The amount of solar radiation incident on a tilted module surface is the component of the incident solar radiation which is perpendicular to the module surface. The following figure shows how to calculate the radiation incident on a tilted surface (Smodule) given either the solar radiation measured on horizontal surface (Shoriz) or the solar radiation measured perpendicular to the sun (Sincident).

Tilting the module to the incoming light reduces the module output.

The animation shows the calculation of the various insolations. In each case the length of the vector gives the relative intensity of the radiation.

The equations relating Smodule, Shoriz and Sincident are:

where
α is the elevation angle; and

The elevation angle has been previously given as:

where φ is the latitude; and
δ is the declination angle previously given as:

From these equations a relationship between Smodule and Shoriz can be determined as:

The following active equations show the calculation of the incident and horizontal solar radiation and that on the module. Enter only one of Smodule, Shoriz and Sincident and the program will calculate the others.

Components of Radiation on Tilted Surface Calculator

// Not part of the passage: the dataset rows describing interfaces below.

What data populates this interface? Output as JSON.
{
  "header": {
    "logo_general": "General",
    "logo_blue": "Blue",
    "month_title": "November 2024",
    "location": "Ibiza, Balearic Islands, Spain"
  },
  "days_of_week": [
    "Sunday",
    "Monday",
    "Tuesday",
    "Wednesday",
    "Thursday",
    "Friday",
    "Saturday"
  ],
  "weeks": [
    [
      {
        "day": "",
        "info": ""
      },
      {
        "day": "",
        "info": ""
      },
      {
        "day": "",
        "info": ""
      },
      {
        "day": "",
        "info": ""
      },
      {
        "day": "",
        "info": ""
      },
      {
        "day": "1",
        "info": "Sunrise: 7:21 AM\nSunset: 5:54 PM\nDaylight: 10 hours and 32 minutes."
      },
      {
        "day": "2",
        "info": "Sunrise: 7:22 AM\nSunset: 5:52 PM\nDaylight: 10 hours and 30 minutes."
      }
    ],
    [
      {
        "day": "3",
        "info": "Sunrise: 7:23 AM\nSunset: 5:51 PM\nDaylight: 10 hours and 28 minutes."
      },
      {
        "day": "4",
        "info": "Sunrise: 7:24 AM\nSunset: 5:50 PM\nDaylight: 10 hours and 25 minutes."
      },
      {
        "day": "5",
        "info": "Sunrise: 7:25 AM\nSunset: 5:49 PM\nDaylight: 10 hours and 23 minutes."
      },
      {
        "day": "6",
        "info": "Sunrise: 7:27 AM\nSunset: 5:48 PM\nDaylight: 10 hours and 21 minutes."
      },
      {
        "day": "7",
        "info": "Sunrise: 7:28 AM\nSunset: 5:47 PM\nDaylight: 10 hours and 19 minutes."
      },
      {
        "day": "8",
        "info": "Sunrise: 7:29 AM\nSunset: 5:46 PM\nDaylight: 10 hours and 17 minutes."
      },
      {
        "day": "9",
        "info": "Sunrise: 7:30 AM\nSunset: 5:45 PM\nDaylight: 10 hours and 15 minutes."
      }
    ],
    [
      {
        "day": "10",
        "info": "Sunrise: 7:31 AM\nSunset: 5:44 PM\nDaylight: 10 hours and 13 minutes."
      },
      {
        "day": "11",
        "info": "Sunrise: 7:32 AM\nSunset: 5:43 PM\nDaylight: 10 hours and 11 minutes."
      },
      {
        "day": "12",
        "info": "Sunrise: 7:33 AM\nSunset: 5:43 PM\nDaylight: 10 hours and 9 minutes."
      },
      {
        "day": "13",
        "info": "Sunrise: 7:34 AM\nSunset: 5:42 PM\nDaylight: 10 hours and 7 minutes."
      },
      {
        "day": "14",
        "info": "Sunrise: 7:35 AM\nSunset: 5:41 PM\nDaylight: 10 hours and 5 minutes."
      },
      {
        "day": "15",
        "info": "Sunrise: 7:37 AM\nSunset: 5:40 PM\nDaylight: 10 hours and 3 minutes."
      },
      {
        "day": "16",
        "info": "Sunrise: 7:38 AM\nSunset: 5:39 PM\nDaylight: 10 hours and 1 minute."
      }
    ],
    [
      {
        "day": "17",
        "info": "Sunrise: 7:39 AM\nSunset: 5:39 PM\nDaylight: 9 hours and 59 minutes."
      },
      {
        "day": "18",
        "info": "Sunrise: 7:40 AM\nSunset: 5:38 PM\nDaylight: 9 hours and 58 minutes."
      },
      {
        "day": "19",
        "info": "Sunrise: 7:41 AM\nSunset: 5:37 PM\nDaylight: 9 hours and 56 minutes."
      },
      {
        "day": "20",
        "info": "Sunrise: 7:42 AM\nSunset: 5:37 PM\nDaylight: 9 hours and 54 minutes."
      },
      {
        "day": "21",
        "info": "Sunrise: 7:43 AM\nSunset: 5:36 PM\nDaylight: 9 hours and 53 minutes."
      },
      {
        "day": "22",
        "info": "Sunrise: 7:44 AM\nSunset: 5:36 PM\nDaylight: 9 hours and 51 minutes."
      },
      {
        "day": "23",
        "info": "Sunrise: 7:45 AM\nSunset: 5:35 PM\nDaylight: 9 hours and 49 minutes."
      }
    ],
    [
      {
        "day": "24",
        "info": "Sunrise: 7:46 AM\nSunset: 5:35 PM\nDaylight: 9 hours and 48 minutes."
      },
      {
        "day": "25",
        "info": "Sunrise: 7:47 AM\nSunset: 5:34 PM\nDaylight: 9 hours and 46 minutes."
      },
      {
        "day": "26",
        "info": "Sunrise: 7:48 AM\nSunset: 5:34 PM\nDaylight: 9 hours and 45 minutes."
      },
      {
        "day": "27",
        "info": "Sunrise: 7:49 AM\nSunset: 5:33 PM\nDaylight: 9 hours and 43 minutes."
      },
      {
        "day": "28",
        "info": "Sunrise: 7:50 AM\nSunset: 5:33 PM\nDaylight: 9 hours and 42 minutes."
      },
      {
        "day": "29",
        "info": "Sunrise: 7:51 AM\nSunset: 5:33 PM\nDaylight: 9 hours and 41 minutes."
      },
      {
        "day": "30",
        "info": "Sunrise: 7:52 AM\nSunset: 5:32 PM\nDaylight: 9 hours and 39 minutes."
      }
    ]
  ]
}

The tilt angle has a major impact on the solar radiation incident on a surface. For a fixed tilt angle, the maximum power over the course of a year is obtained when the tilt angle is equal to the latitude of the location. However, steeper tilt angles are optimized for large winter loads, while lower title angles use a greater fraction of light in the summer. The simulation below calculates the maximum number of solar insolation as a function of latitude and module angle.

X

-9090

X

090

The effect of latitude and module tilt on the solar radiation received throughout the year in W.h.m-2.day-1 without cloud. On the x-axis, day is the number of days since January 1. The Module Power is the solar radiation striking a tilted module. The module tilt angle is measured from the horizontal. The Incident Power is the solar radiation perpendicular to the sun's rays and is what would be received by a module that perfectly tracks the sun. Power on Horizontal is the solar radiation striking the ground and is what would be received for a module lying flat on the ground. These values should be regarded as maximum possible values at the particular location as they do not include the effects of cloud cover. The module is assumed to be facing south in the northern hemisphere and north in the southern hemisphere. For some angles, the light is incident from the rear of the module and in these cases the module power drops to 0.